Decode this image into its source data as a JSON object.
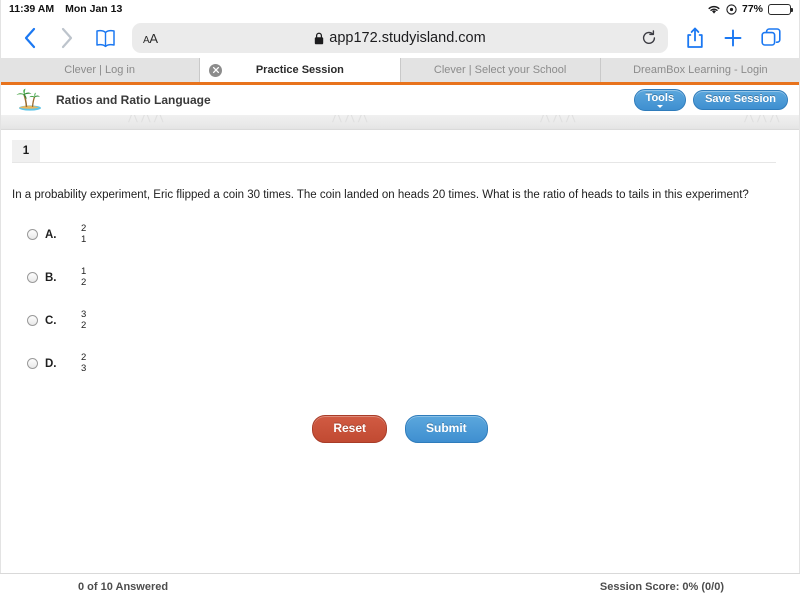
{
  "status_bar": {
    "time": "11:39 AM",
    "date": "Mon Jan 13",
    "battery_percent": "77%",
    "wifi_icon": "wifi-icon",
    "location_icon": "location-icon",
    "battery_icon": "battery-icon"
  },
  "browser": {
    "back_icon": "chevron-left-icon",
    "forward_icon": "chevron-right-icon",
    "bookmarks_icon": "book-icon",
    "text_size_label": "AA",
    "lock_icon": "lock-icon",
    "url": "app172.studyisland.com",
    "reload_icon": "reload-icon",
    "share_icon": "share-icon",
    "new_tab_icon": "plus-icon",
    "tabs_overview_icon": "tabs-icon",
    "tabs": [
      {
        "label": "Clever | Log in",
        "active": false,
        "has_close": false
      },
      {
        "label": "Practice Session",
        "active": true,
        "has_close": true,
        "close_icon": "close-circle-icon"
      },
      {
        "label": "Clever | Select your School",
        "active": false,
        "has_close": false
      },
      {
        "label": "DreamBox Learning - Login",
        "active": false,
        "has_close": false
      }
    ]
  },
  "app": {
    "logo_icon": "palm-island-logo-icon",
    "title": "Ratios and Ratio Language",
    "tools_label": "Tools",
    "tools_caret_icon": "caret-down-icon",
    "save_session_label": "Save Session",
    "accent_orange": "#e8731d",
    "accent_blue": "#3f8fd0",
    "accent_red": "#c14a32"
  },
  "question": {
    "number": "1",
    "text": "In a probability experiment, Eric flipped a coin 30 times. The coin landed on heads 20 times. What is the ratio of heads to tails in this experiment?",
    "choices": [
      {
        "letter": "A.",
        "numerator": "2",
        "denominator": "1",
        "selected": false
      },
      {
        "letter": "B.",
        "numerator": "1",
        "denominator": "2",
        "selected": false
      },
      {
        "letter": "C.",
        "numerator": "3",
        "denominator": "2",
        "selected": false
      },
      {
        "letter": "D.",
        "numerator": "2",
        "denominator": "3",
        "selected": false
      }
    ],
    "reset_label": "Reset",
    "submit_label": "Submit"
  },
  "footer": {
    "answered": "0 of 10 Answered",
    "session_score": "Session Score: 0% (0/0)"
  }
}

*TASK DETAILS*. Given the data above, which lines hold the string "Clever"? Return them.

*RESPONSE AREA*.
        "label": "Clever | Log in",
        "label": "Clever | Select your School",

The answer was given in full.